──────── SOURCE MATERIAL ────────

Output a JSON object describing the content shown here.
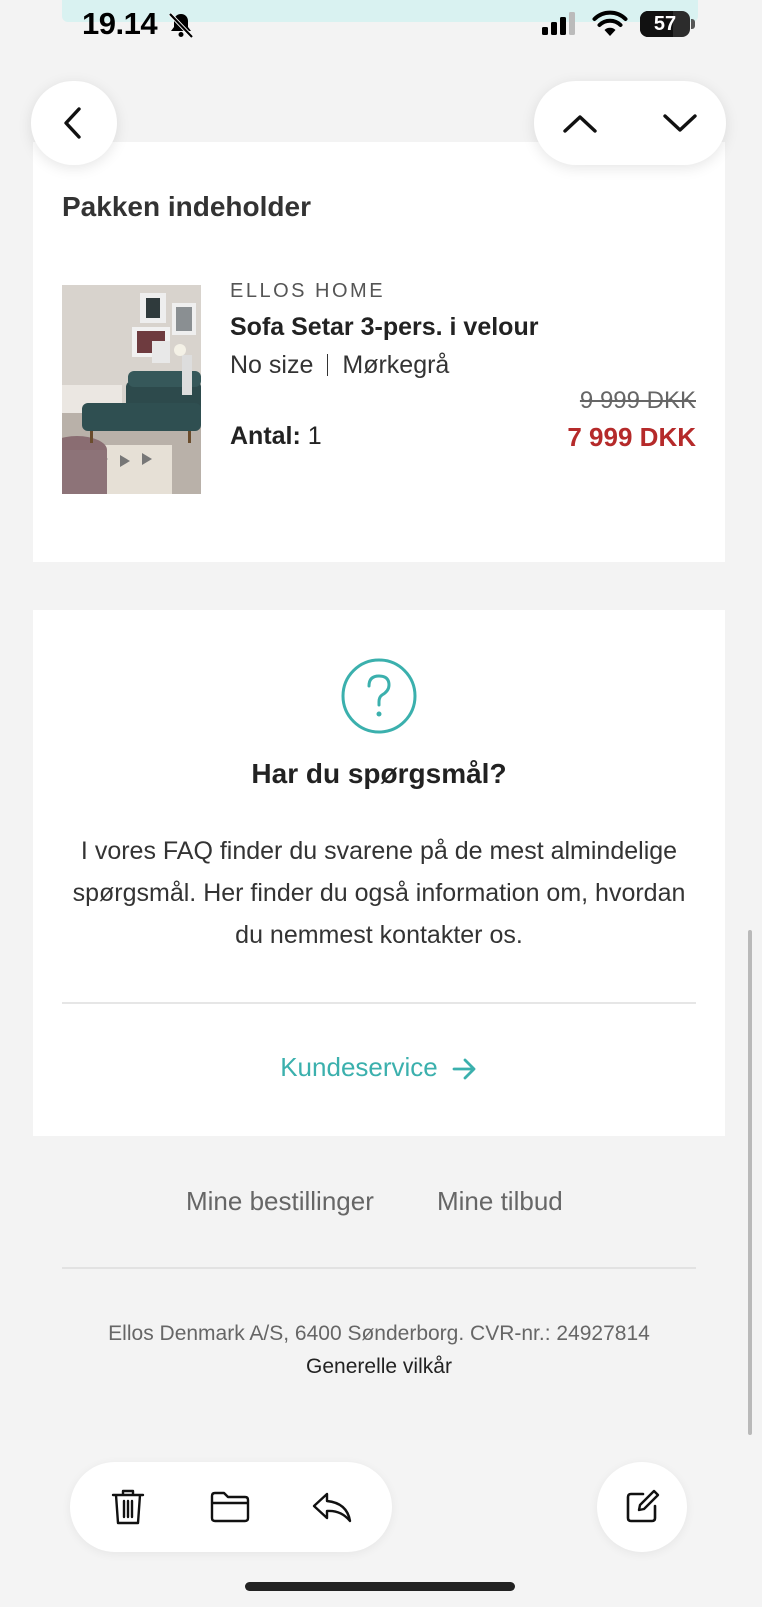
{
  "status_bar": {
    "time": "19.14",
    "battery": "57",
    "icons": [
      "bell-muted-icon",
      "signal-icon",
      "wifi-icon",
      "battery-icon"
    ]
  },
  "nav": {
    "icons": [
      "chevron-left-icon",
      "chevron-up-icon",
      "chevron-down-icon"
    ]
  },
  "package": {
    "title": "Pakken indeholder",
    "item": {
      "brand": "ELLOS HOME",
      "name": "Sofa Setar 3-pers. i velour",
      "size": "No size",
      "color": "Mørkegrå",
      "qty_label": "Antal:",
      "qty_value": "1",
      "price_old": "9 999 DKK",
      "price_new": "7 999 DKK"
    }
  },
  "faq": {
    "title": "Har du spørgsmål?",
    "body": "I vores FAQ finder du svarene på de mest almindelige spørgsmål. Her finder du også information om, hvordan du nemmest kontakter os.",
    "link": "Kundeservice",
    "accent": "#3bb0ad"
  },
  "footer": {
    "links": [
      "Mine bestillinger",
      "Mine tilbud"
    ],
    "company": "Ellos Denmark A/S, 6400 Sønderborg. CVR-nr.: 24927814",
    "terms": "Generelle vilkår"
  },
  "toolbar": {
    "icons": [
      "trash-icon",
      "folder-icon",
      "reply-icon",
      "compose-icon"
    ]
  },
  "colors": {
    "sale_price": "#b52a2a",
    "background": "#f3f3f3"
  }
}
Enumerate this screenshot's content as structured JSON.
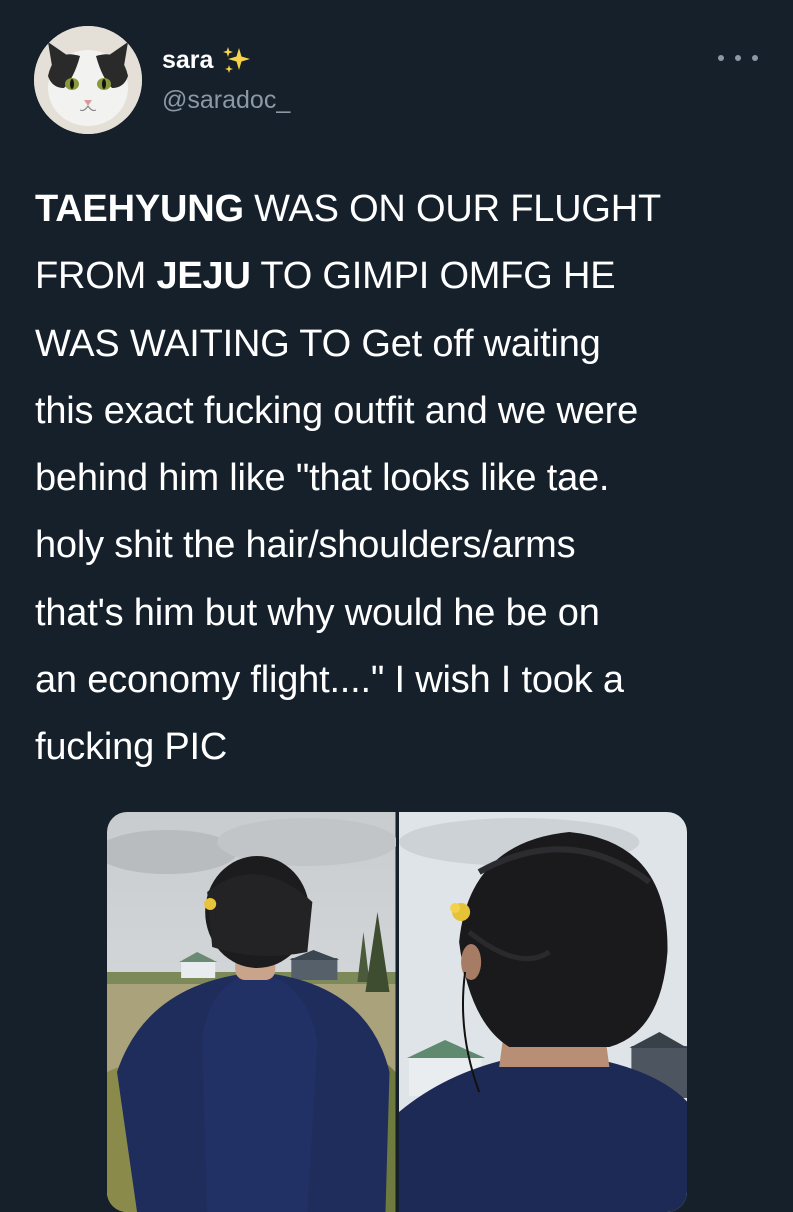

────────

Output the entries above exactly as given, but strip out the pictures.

• ANSWER TO THE PROBLEM
Output a JSON object describing the content shown here.
{
  "status_bar": {
    "time": "19.14",
    "battery": "57",
    "icons": [
      "bell-muted-icon",
      "signal-icon",
      "wifi-icon",
      "battery-icon"
    ]
  },
  "nav": {
    "icons": [
      "chevron-left-icon",
      "chevron-up-icon",
      "chevron-down-icon"
    ]
  },
  "package": {
    "title": "Pakken indeholder",
    "item": {
      "brand": "ELLOS HOME",
      "name": "Sofa Setar 3-pers. i velour",
      "size": "No size",
      "color": "Mørkegrå",
      "qty_label": "Antal:",
      "qty_value": "1",
      "price_old": "9 999 DKK",
      "price_new": "7 999 DKK"
    }
  },
  "faq": {
    "title": "Har du spørgsmål?",
    "body": "I vores FAQ finder du svarene på de mest almindelige spørgsmål. Her finder du også information om, hvordan du nemmest kontakter os.",
    "link": "Kundeservice",
    "accent": "#3bb0ad"
  },
  "footer": {
    "links": [
      "Mine bestillinger",
      "Mine tilbud"
    ],
    "company": "Ellos Denmark A/S, 6400 Sønderborg. CVR-nr.: 24927814",
    "terms": "Generelle vilkår"
  },
  "toolbar": {
    "icons": [
      "trash-icon",
      "folder-icon",
      "reply-icon",
      "compose-icon"
    ]
  },
  "colors": {
    "sale_price": "#b52a2a",
    "background": "#f3f3f3"
  }
}
Enumerate this screenshot's content as structured JSON.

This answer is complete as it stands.